▸ **Goal of the exercise**
Find each line below that includes "oraz", then copy it.

▸ **Records supplied**
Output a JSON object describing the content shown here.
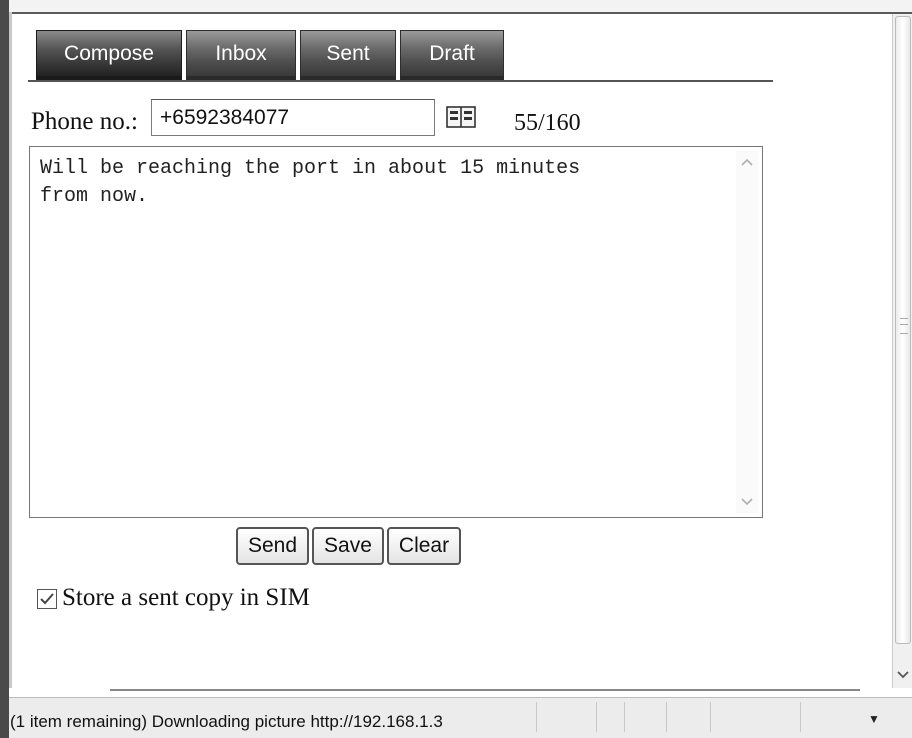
{
  "tabs": [
    {
      "label": "Compose",
      "active": true
    },
    {
      "label": "Inbox",
      "active": false
    },
    {
      "label": "Sent",
      "active": false
    },
    {
      "label": "Draft",
      "active": false
    }
  ],
  "form": {
    "phone_label": "Phone no.:",
    "phone_value": "+6592384077",
    "char_count": "55/160",
    "message": "Will be reaching the port in about 15 minutes\nfrom now.",
    "buttons": {
      "send": "Send",
      "save": "Save",
      "clear": "Clear"
    },
    "store_copy_label": "Store a sent copy in SIM",
    "store_copy_checked": true
  },
  "status_bar": {
    "text": "(1 item remaining) Downloading picture http://192.168.1.3"
  },
  "icons": {
    "contacts": "address-book-icon",
    "scroll_up": "chevron-up-icon",
    "scroll_down": "chevron-down-icon"
  }
}
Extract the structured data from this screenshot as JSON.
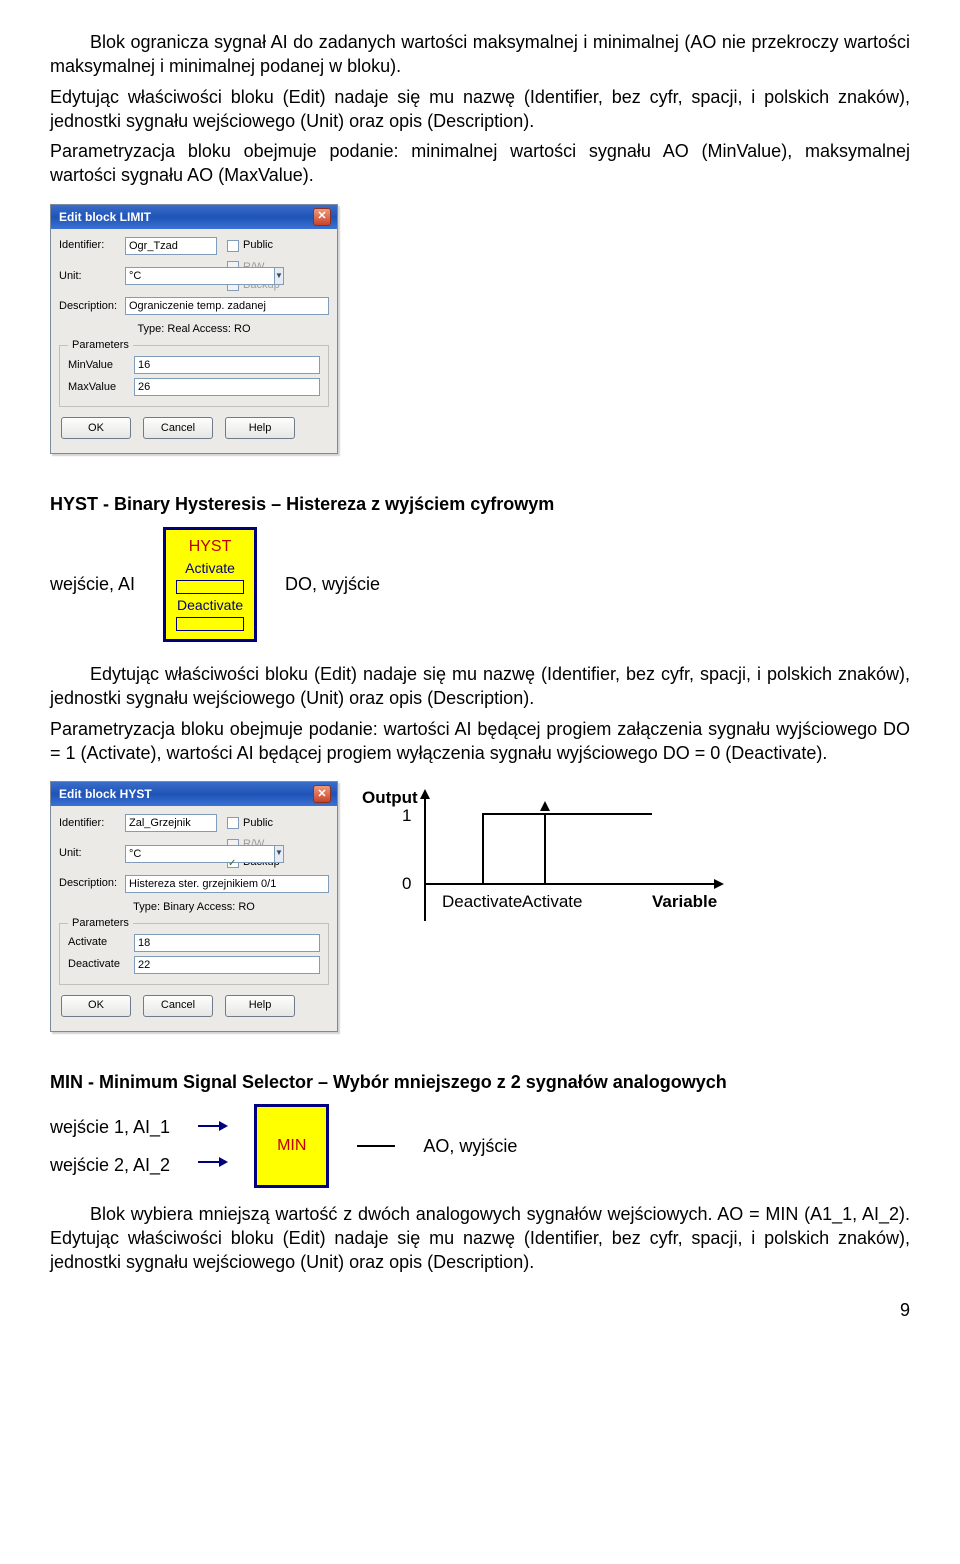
{
  "paragraphs": {
    "p1": "Blok ogranicza sygnał AI do zadanych wartości maksymalnej i minimalnej (AO nie przekroczy wartości maksymalnej i minimalnej podanej w bloku).",
    "p2a": "Edytując właściwości bloku (Edit) nadaje się mu nazwę (Identifier, bez cyfr, spacji, i polskich znaków), jednostki sygnału wejściowego (Unit) oraz opis (Description).",
    "p2b": "Parametryzacja bloku obejmuje podanie: minimalnej wartości sygnału AO (MinValue), maksymalnej wartości sygnału AO (MaxValue).",
    "p3a": "Edytując właściwości bloku (Edit) nadaje się mu nazwę (Identifier, bez cyfr, spacji, i polskich znaków), jednostki sygnału wejściowego (Unit) oraz opis (Description).",
    "p3b": "Parametryzacja bloku obejmuje podanie: wartości AI będącej progiem załączenia sygnału wyjściowego DO = 1 (Activate), wartości AI będącej progiem wyłączenia sygnału wyjściowego DO = 0 (Deactivate).",
    "p4": "Blok wybiera mniejszą wartość z dwóch analogowych sygnałów wejściowych. AO = MIN (A1_1, AI_2). Edytując właściwości bloku (Edit) nadaje się mu nazwę (Identifier, bez cyfr, spacji, i polskich znaków), jednostki sygnału wejściowego (Unit) oraz opis (Description)."
  },
  "sections": {
    "hyst_title": "HYST - Binary Hysteresis – Histereza z wyjściem cyfrowym",
    "min_title": "MIN - Minimum Signal Selector – Wybór mniejszego z 2 sygnałów analogowych"
  },
  "common": {
    "labels": {
      "identifier": "Identifier:",
      "unit": "Unit:",
      "description": "Description:",
      "parameters_legend": "Parameters"
    },
    "checks": {
      "public": "Public",
      "rw": "R/W",
      "backup": "Backup"
    },
    "buttons": {
      "ok": "OK",
      "cancel": "Cancel",
      "help": "Help"
    },
    "type_real": "Type: Real   Access: RO",
    "type_binary": "Type: Binary   Access: RO"
  },
  "dialog_limit": {
    "title": "Edit block LIMIT",
    "identifier": "Ogr_Tzad",
    "unit": "°C",
    "description": "Ograniczenie temp. zadanej",
    "params": {
      "min_label": "MinValue",
      "min": "16",
      "max_label": "MaxValue",
      "max": "26"
    }
  },
  "dialog_hyst": {
    "title": "Edit block HYST",
    "identifier": "Zal_Grzejnik",
    "unit": "°C",
    "description": "Histereza ster. grzejnikiem 0/1",
    "params": {
      "act_label": "Activate",
      "act": "18",
      "deact_label": "Deactivate",
      "deact": "22"
    }
  },
  "hyst_block": {
    "title": "HYST",
    "activate": "Activate",
    "deactivate": "Deactivate",
    "left_lbl": "wejście, AI",
    "right_lbl": "DO, wyjście"
  },
  "waveform": {
    "title": "Output",
    "one": "1",
    "zero": "0",
    "deactivate": "Deactivate",
    "activate": "Activate",
    "variable": "Variable"
  },
  "min_block": {
    "title": "MIN",
    "in1": "wejście 1, AI_1",
    "in2": "wejście 2, AI_2",
    "out": "AO, wyjście"
  },
  "page_number": "9"
}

▸ **Answer for the task**
    "p2a": "Edytując właściwości bloku (Edit) nadaje się mu nazwę (Identifier, bez cyfr, spacji, i polskich znaków), jednostki sygnału wejściowego (Unit) oraz opis (Description).",
    "p3a": "Edytując właściwości bloku (Edit) nadaje się mu nazwę (Identifier, bez cyfr, spacji, i polskich znaków), jednostki sygnału wejściowego (Unit) oraz opis (Description).",
    "p4": "Blok wybiera mniejszą wartość z dwóch analogowych sygnałów wejściowych. AO = MIN (A1_1, AI_2). Edytując właściwości bloku (Edit) nadaje się mu nazwę (Identifier, bez cyfr, spacji, i polskich znaków), jednostki sygnału wejściowego (Unit) oraz opis (Description)."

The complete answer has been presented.